Two Canada Geese from the University of Nottingham ringing project have been noted. 2N3 was seen on 29 December at Holme Pierrepont rowing course last year, and was originally ringed in July 2014. 58N was ringed in 2016, and was also seen at Holme Pierrepont in December, as well as Trent Bridge in September.

A few passerine recoveries have also been received.

Two Lesser Redpoll, ringed at Bestwood, have been recovered locally. A bird ringed in October, was controlled by Birklands RG nearby in Bestwood Country park in April this year. Another ringed in November, was controlled by a ringer in Edwinstowe in March.

Birklands controlled another SNRG bird, a young Chaffinch ringed at Ramsdale Golf Club in September last year. It was recaptured in February, also at Bestwood Country Park.

And last but not least, a Reed Warbler ringed at Holme Pierrepont as a 3J in August 2015, has been controlled a site in Charente-Maritime in western France, in August 2016. Was this bird on migration back from the UK, or had it decided to spend its first summer in France? Who knows?


Monday, 5 June 2017

Attenborough CES Visit 4 - Sunday 4 June

The fourth CES visit of the season to Attenborough was carried out on Sunday by Duncan, Gary, Sue, Alex, Jake, Trish and I. Clear skies and a bit of a breeze from the start. Catching started slowly and did not really pick up until the end of the session when we caught some juvenile Blue & Great Tits. At least some have fledged!

We finished on 42 birds processed (29 new/13 retrap) made up of: Blackbird 1/0, Song Thrush 1/0, Wren 2/1, Dunnock 1/2, Robin 3/2, Reed Warbler 1/1, Blackcap 3/0, Chiffchaff 1/1, Long-tailed Tit 1/1, Blue Tit 5/0, Great Tit 8/1, Treecreeper 0/1, Bullfinch 1/3, Reed Bunting 1/0. The oldest retrap was a Long-tailed Tit from 2014.


Friday, 2 June 2017

Ramsdale Park Golf Club, Wednesday 31 May

We held the first ringing session of the year at Ramsdale this morning. The weather was good with little wind and clear skies. The team consisted of Gary, Duncan, Mick and myself. 
The catch was steady throughout the morning, although the site did seem fairly quiet. However, whereas last year's first visit resulted in 35 birds, this visit ended with a total catch of 49 (40 new/9 retrap) made up of: Blackbird 1/2, Song Thrush 1/0, Dunnock 3/1, Wren 1/0, Robin 5/0, Blackcap 3/2, Whitethroat 3/0, Chiffchaff 8/3, Great Tit 2/0, Blue Tit 1/0, Coal Tit 1/0, Long-tailed Tit 7/0, Bullfinch 2/1, Goldfinch 2/0. 
The oldest retrap was a Chiffchaff from our first visit to the site in July 2015. A couple of Cuckoos flew around all morning but managed to evade the nets!
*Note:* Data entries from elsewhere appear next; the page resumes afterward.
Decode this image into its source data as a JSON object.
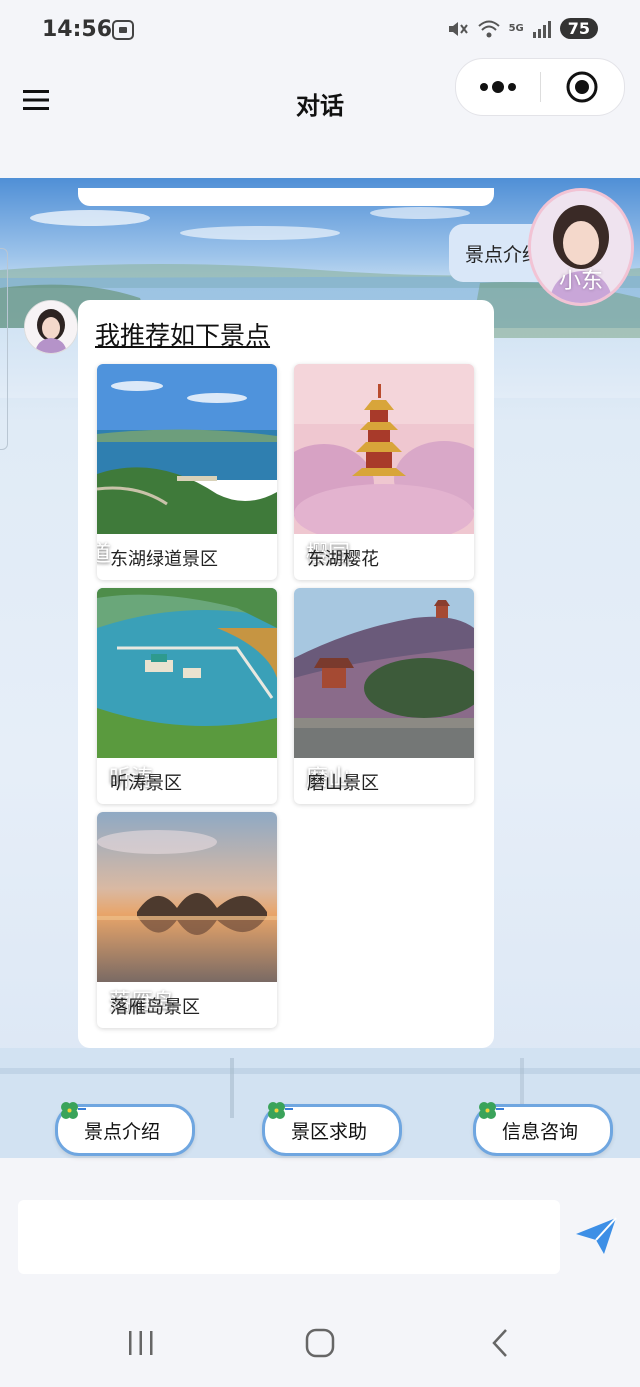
{
  "status_bar": {
    "time": "14:56",
    "battery": "75",
    "network": "5G"
  },
  "header": {
    "title": "对话"
  },
  "user_message": {
    "text": "景点介绍",
    "avatar_name": "小东"
  },
  "bot_message": {
    "title": "我推荐如下景点",
    "spots": [
      {
        "label": "东湖绿道景区",
        "overlay": "道"
      },
      {
        "label": "东湖樱花",
        "overlay": "樱园"
      },
      {
        "label": "听涛景区",
        "overlay": "听涛"
      },
      {
        "label": "磨山景区",
        "overlay": "磨山"
      },
      {
        "label": "落雁岛景区",
        "overlay": "落雁岛"
      }
    ]
  },
  "quick_actions": [
    {
      "label": "景点介绍"
    },
    {
      "label": "景区求助"
    },
    {
      "label": "信息咨询"
    }
  ],
  "input": {
    "placeholder": ""
  },
  "colors": {
    "accent": "#6fa6e0",
    "send": "#3d8fe6"
  }
}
Holme Pierrepont, Sunday 28 May

Duncan, Tom, Trish, Gary and I paid a visit to the Grange end of Holme Pierrepont on Sunday. The weather was good, mostly overcast skies and a light breeze.

The catch was steady throughout and we ended on 41 birds processed (27 new/14 retrap) made up of: Blackbird 3/0, Dunnock 1/0, Robin 2/2, Blackcap 2/1, Garden Warbler 3/0, Willow Warbler 1/3, Reed Warbler 6/3, Cetti’s Warbler 1/0, Blue Tit 0/1, Long-tailed Tit 6/2, Bullfinch 1/1, Reed Bunting 1/1.
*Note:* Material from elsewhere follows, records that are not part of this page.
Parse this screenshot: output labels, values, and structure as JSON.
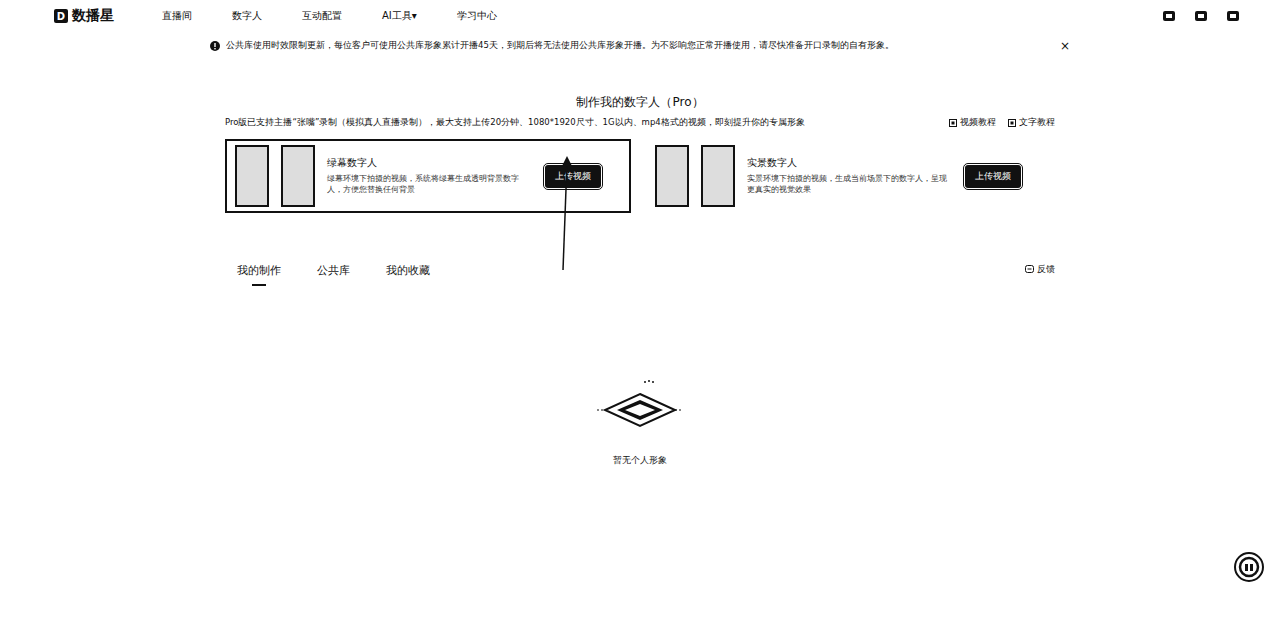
{
  "nav": {
    "logo_mark": "D",
    "logo_text": "数播星",
    "items": [
      "直播间",
      "数字人",
      "互动配置",
      "AI工具▾",
      "学习中心"
    ]
  },
  "notice": {
    "text": "公共库使用时效限制更新，每位客户可使用公共库形象累计开播45天，到期后将无法使用公共库形象开播。为不影响您正常开播使用，请尽快准备开口录制的自有形象。",
    "close": "×"
  },
  "header": {
    "title": "制作我的数字人（Pro）",
    "subtitle": "Pro版已支持主播“张嘴”录制（模拟真人直播录制），最大支持上传20分钟、1080*1920尺寸、1G以内、mp4格式的视频，即刻提升你的专属形象",
    "links": [
      "视频教程",
      "文字教程"
    ]
  },
  "cards": [
    {
      "title": "绿幕数字人",
      "description": "绿幕环境下拍摄的视频，系统将绿幕生成透明背景数字人，方便您替换任何背景",
      "button": "上传视频",
      "selected": true
    },
    {
      "title": "实景数字人",
      "description": "实景环境下拍摄的视频，生成当前场景下的数字人，呈现更真实的视觉效果",
      "button": "上传视频",
      "selected": false
    }
  ],
  "tabs": [
    {
      "label": "我的制作",
      "selected": true
    },
    {
      "label": "公共库",
      "selected": false
    },
    {
      "label": "我的收藏",
      "selected": false
    }
  ],
  "feedback": "反馈",
  "empty": {
    "text": "暂无个人形象"
  }
}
The oldest retrap was a Robin from 2013. Other than the reed beds around the lake the site is becoming more overgrown and heading towards woodland. This was illustrated by the absence of Whitethroat from the site, the first year that I have not seen or heard one in the breeding season.